[INPUT MATERIAL Boundary: Start]

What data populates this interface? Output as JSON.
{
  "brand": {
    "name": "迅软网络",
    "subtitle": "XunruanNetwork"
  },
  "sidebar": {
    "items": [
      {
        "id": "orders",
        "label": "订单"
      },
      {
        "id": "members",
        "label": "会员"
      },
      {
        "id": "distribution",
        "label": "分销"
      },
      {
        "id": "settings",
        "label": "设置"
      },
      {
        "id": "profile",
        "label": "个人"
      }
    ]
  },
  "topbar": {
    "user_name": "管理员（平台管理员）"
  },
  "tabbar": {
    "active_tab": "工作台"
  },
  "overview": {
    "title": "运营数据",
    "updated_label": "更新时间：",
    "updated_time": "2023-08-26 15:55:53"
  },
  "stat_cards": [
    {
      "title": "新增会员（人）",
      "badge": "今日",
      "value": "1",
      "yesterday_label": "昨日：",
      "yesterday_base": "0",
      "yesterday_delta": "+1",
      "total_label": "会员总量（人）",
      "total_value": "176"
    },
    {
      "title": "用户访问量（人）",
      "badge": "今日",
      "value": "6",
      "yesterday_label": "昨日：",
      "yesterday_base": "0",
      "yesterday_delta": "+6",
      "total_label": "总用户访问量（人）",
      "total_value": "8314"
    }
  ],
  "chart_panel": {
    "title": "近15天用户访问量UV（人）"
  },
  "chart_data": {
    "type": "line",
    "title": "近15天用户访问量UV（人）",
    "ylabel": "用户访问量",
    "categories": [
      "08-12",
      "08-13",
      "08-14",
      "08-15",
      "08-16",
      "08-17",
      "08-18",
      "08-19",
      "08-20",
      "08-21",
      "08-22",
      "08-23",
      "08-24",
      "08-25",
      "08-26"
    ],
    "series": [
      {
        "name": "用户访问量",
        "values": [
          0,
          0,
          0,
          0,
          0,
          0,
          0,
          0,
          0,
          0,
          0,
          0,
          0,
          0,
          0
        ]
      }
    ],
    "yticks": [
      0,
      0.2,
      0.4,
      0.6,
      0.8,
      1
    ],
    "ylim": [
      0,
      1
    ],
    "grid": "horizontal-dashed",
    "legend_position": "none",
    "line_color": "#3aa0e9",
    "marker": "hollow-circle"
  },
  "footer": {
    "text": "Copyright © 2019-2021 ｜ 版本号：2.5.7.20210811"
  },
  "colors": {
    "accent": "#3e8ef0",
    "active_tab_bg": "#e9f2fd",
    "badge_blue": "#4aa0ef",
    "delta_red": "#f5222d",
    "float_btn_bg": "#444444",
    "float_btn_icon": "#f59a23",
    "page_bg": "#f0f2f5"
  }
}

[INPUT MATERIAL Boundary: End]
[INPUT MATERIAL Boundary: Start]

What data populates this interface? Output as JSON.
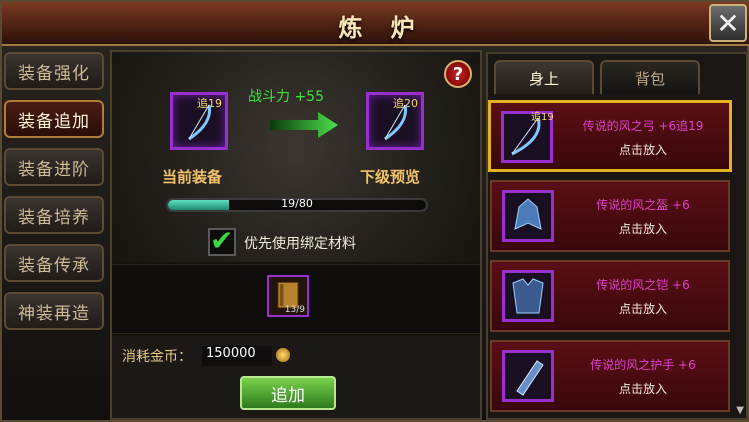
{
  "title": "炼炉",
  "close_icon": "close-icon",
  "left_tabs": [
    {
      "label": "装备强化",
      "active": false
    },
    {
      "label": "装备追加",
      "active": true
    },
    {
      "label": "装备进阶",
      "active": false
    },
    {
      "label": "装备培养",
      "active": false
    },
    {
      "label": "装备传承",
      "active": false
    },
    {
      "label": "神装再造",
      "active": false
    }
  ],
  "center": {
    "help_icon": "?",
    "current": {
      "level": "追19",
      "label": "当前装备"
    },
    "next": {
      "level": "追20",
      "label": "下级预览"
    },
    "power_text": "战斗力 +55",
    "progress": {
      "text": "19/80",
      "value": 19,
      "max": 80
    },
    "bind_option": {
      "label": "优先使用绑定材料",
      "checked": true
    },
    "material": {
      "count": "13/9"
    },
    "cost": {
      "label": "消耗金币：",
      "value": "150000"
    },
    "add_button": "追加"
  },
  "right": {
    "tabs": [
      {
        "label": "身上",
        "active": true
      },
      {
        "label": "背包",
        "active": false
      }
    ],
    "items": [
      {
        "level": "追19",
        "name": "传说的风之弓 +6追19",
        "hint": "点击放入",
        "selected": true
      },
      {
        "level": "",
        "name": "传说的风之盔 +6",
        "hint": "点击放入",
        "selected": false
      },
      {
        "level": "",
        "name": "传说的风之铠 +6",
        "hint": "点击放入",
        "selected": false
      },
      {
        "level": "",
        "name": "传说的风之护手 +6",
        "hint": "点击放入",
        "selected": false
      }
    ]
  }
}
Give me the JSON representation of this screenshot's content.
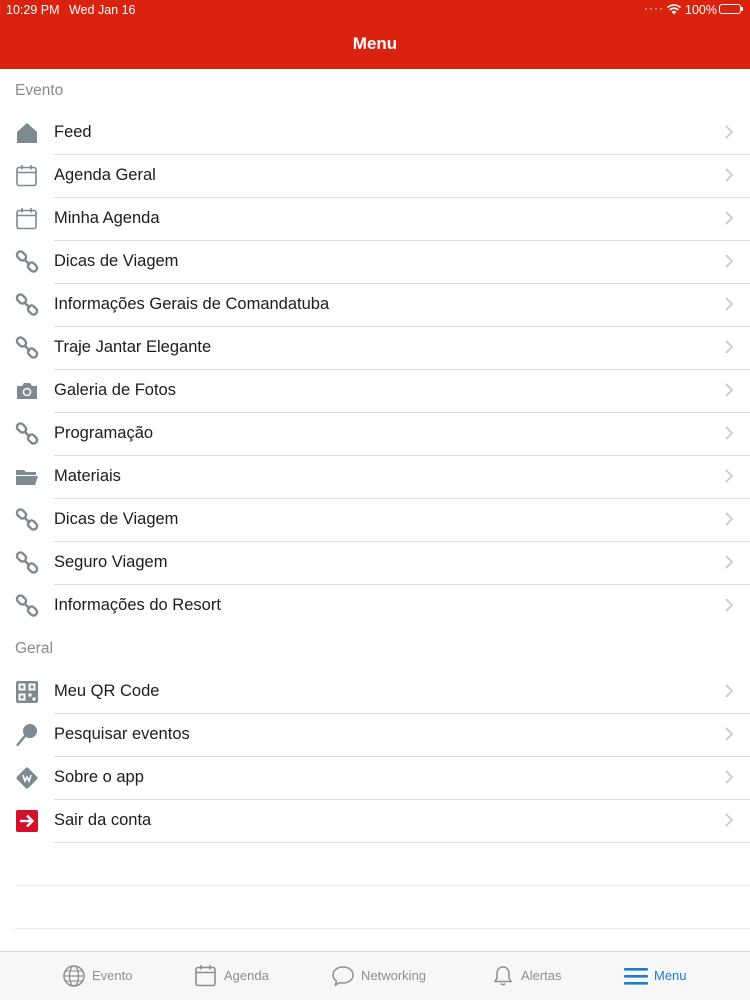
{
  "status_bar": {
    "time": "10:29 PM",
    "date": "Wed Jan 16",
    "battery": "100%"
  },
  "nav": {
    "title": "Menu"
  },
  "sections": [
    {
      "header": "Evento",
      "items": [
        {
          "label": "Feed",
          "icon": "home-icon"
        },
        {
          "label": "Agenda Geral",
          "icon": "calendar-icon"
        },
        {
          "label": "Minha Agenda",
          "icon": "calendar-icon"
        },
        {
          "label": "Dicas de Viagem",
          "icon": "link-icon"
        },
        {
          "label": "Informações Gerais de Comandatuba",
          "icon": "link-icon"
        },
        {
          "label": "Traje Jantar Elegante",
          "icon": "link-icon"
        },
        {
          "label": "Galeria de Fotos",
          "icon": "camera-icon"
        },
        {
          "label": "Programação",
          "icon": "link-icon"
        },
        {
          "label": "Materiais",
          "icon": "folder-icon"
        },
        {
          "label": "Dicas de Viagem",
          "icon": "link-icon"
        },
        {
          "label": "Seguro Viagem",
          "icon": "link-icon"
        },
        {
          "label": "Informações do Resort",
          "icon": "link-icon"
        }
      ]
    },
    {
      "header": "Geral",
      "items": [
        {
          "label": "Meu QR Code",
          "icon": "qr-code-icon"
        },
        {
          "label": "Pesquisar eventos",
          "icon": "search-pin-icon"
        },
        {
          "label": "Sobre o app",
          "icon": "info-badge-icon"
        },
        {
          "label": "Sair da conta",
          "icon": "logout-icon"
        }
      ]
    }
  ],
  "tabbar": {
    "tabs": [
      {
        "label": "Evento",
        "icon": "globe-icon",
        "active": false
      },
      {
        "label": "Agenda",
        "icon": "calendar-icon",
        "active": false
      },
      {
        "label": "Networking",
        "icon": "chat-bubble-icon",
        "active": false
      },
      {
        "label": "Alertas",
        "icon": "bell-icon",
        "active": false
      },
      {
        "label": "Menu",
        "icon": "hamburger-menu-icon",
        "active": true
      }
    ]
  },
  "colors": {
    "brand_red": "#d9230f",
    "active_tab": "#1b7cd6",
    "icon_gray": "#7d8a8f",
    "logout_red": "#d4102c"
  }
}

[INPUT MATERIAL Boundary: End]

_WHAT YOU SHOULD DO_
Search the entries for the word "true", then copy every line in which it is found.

_WORKED SOLUTION_
      "active": true
      "checked": true
        "active": true
        "selected": true
        "active": true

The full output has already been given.